Last Sunday afternoon, Nakita Ferguson, a Māori woman from Opotiki, visited the Fairy Springs Rd store with some of her family.
It was when she was standing in line having a conversation with her Aunty in te reo that it captured the attention of McDonald's employee.
Ferguson told the Herald that at the employee was a bit "iffy" at first when he spoke to her Aunty and her 6-year-old niece, Matariki Taua, but eventually took their order in te reo.
He then took her son's order, Cassius Church, 5, in te reo Māori as well.
After having a feed, Ferguson's niece wanted a Strawberry Pie and that's when decided to capture the "heartwarming" exchange on video before the employee took his break.
"I honestly was shocked, only because that never ever happened before, not at one shop that I've been to," she said.
"No one speaks te reo. Especially to the children and I felt that as if he was nurturing our little seeds to grow."
"McDonald's is a big franchise and kids love McDonald's, it was quite amazing to see."
After posting it on Facebook, the video has since gone viral with more than 4000 reactions and 1.6k shares.
Many praised the employee in the video saying that with one saying he "deserves a promotion".
Another wrote: "If the rest of NZ embraced our culture like this man, it would be an epic movement to the healing of our people."
Ferguson also captured a video of her son's exchange but couldn't share it as she filmed her pin number.
The mother revealed that the employee impacted her son's spoken language in a great way as he just started Kura Kaupapa and did not have any background with te reo.
"He was really shy to talk Māori to anyone. After [the employee] had done that my son's amazed and now he's speaking te reo wherever."
She said the employee speaking te reo to customers would impact future generations by passing down a language that has been dying out.
"People have been scared to talk te reo because they were perceived as dumb as they didn't know how to speak English, didn't know how to read English or write English.
"He's amazing and he needs to keep it up because he doesn't realise the impact it's making on our people."
Ferguson revealed she later spoke to the employee who revealed he wants to teach te reo to students one day.
Speaking to the Herald, the McDonald's employee in the video, Elijah-Blue Francis-Sorenson who is also Māori, revealed that this is not the first time he has spoken te reo to customers.
"I encourage our Kura Kaupapa students to speak Māori to me whenever they come through," Francis-Sorenson said.
He also mentioned that speaking te reo is encouraged by management at the Rotorua store and other employees also speak the language to customers.
"We have a few people who do little Māori phrases here and there such as kia ora or mōrena.
"That's including Pākehā employees and even one of our Korean staff, he said.
"He loves speaking te reo Māori whenever he can."
Francis-Sorenson believed that speaking te reo benefits the language itself.

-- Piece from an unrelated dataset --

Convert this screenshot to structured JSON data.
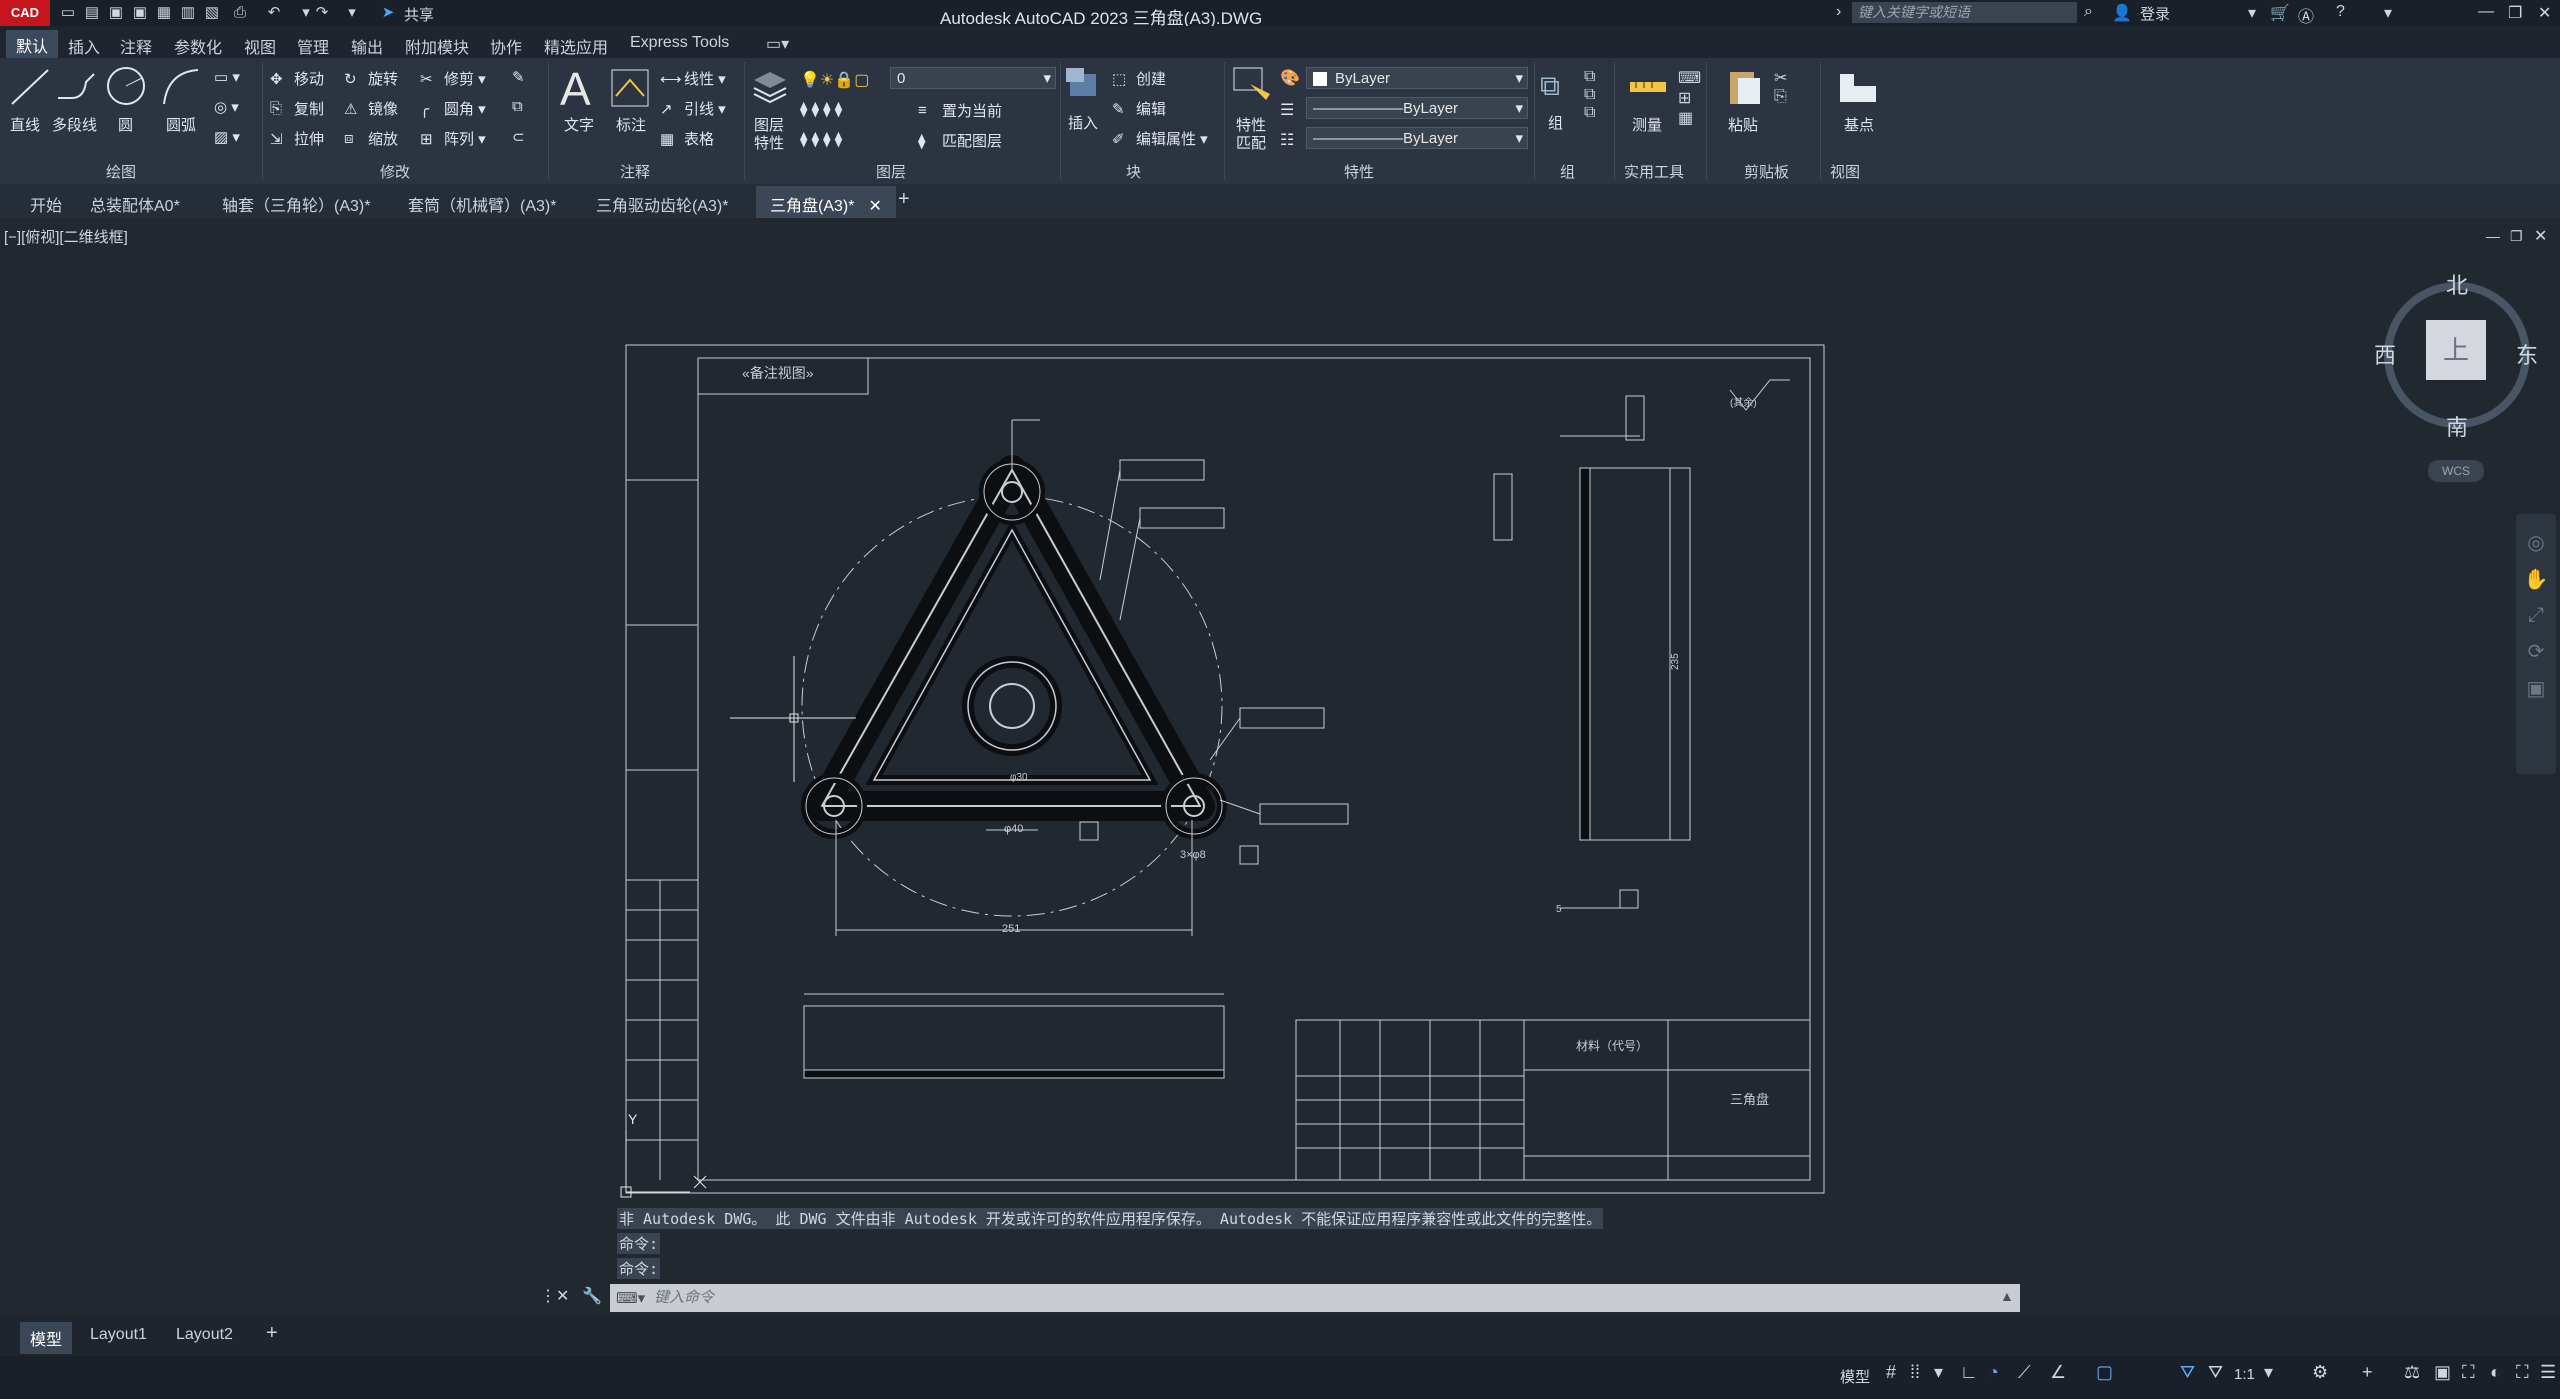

"Just having anyone and everyone that can and will try to speak it, speak it. It just helps revitalise a dying language," he said.
A McDonald's spokesperson told the Herald in statement: "It's great to see customers and McDonald's staff conversing in te reo. We've seen similar interactions shared online in the past, and in the Hawkes Bay our team worked with Ngati Kahungunu to put up bilingual menus for popular items.
"Our language policy is focused on inclusion, and creating an environment where customers and staff feel comfortable. We recently updated our policy, consulting with the likes of the Māori Language Commission, to ensure the three official languages of New Zealand, English, te reo and sign, are formally acknowledged."